This is a picture of Billy at the cemetery in about 2001 with his hand over his heart listening to his Grandpa Bill doing a reading. When they were little the big thrill was to grab the empty shells after the 21 gun salute was done. That was the big thrill when I was little too. I wonder how many generations that goes back? I wish I had asked my dad.
This Memorial Day will be an especially hard one. It's not that I don't remember my Dad and think about him everyday, but this day will be the first one that is actually set aside to remember. Hearing his name read with the Army Role of those that have passed is going to be more than tough. My dad wasn't in the Army for very long. He left the hospital with a very bad back a few days before he had to leave for the Army after being drafted. He served from November 7th, 1952 until he was medically discharged on December 12th. He ended up in the infirmary because of his back shortly after arriving in California. When he was able to be on his feet again, his job there was to clean and sterilize the surgical tools. He didn't talk about it very much...but from the letters that he and my mom exchanged I could see what a difficult time it was for them....and can imagine how horrible it was for everyone else that was drafted. It's given me a deeper appreciation of those that have served. I am proud that he served our country as he could. And grateful that he was able to return unharmed.
This handsome young Army man is my dad.
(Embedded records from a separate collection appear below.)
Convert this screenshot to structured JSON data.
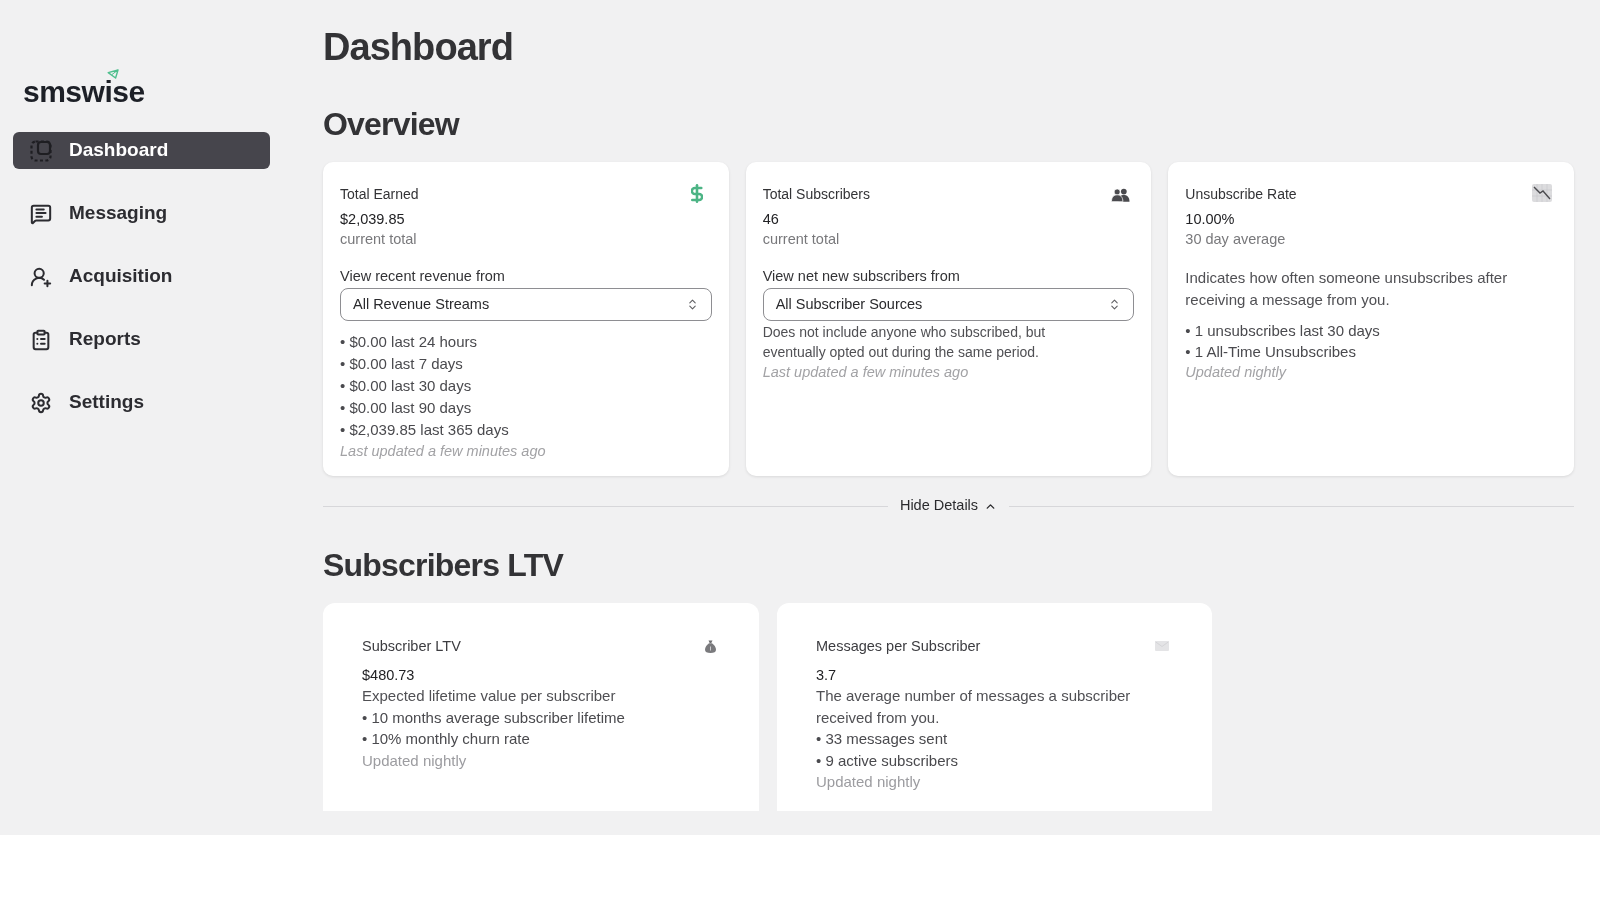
{
  "sidebar": {
    "logo": "smswise",
    "items": [
      {
        "label": "Dashboard",
        "selected": true
      },
      {
        "label": "Messaging",
        "selected": false
      },
      {
        "label": "Acquisition",
        "selected": false
      },
      {
        "label": "Reports",
        "selected": false
      },
      {
        "label": "Settings",
        "selected": false
      }
    ]
  },
  "page_title": "Dashboard",
  "overview": {
    "title": "Overview",
    "cards": [
      {
        "title": "Total Earned",
        "value": "$2,039.85",
        "caption": "current total",
        "filter": {
          "label": "View recent revenue from",
          "value": "All Revenue Streams"
        },
        "bullets": [
          "• $0.00 last 24 hours",
          "• $0.00 last 7 days",
          "• $0.00 last 30 days",
          "• $0.00 last 90 days",
          "• $2,039.85 last 365 days"
        ],
        "footnote": "Last updated a few minutes ago"
      },
      {
        "title": "Total Subscribers",
        "value": "46",
        "caption": "current total",
        "filter": {
          "label": "View net new subscribers from",
          "value": "All Subscriber Sources"
        },
        "description": "Does not include anyone who subscribed, but eventually opted out during the same period.",
        "footnote": "Last updated a few minutes ago"
      },
      {
        "title": "Unsubscribe Rate",
        "value": "10.00%",
        "caption": "30 day average",
        "description": "Indicates how often someone unsubscribes after receiving a message from you.",
        "bullets": [
          "• 1 unsubscribes last 30 days",
          "• 1 All-Time Unsubscribes"
        ],
        "footnote": "Updated nightly"
      }
    ]
  },
  "details_toggle": {
    "label": "Hide Details",
    "expanded": true
  },
  "subscribers_ltv": {
    "title": "Subscribers LTV",
    "cards": [
      {
        "title": "Subscriber LTV",
        "value": "$480.73",
        "description": "Expected lifetime value per subscriber",
        "bullets": [
          "• 10 months average subscriber lifetime",
          "• 10% monthly churn rate"
        ],
        "footnote": "Updated nightly"
      },
      {
        "title": "Messages per Subscriber",
        "value": "3.7",
        "description": "The average number of messages a subscriber received from you.",
        "bullets": [
          "• 33 messages sent",
          "• 9 active subscribers"
        ],
        "footnote": "Updated nightly"
      }
    ]
  }
}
On this Memorial Day, I'll be remembering him...a wonderful man that served his country, as well as the man that loved his family, and the one who was always giving without expecting to get anything in return. A man that always told it as he saw it. Dad, you are so missed. When your name is read today, I'm going to stand tall and strong with the pride that it gives me to say...he's my dad. A day to remember him.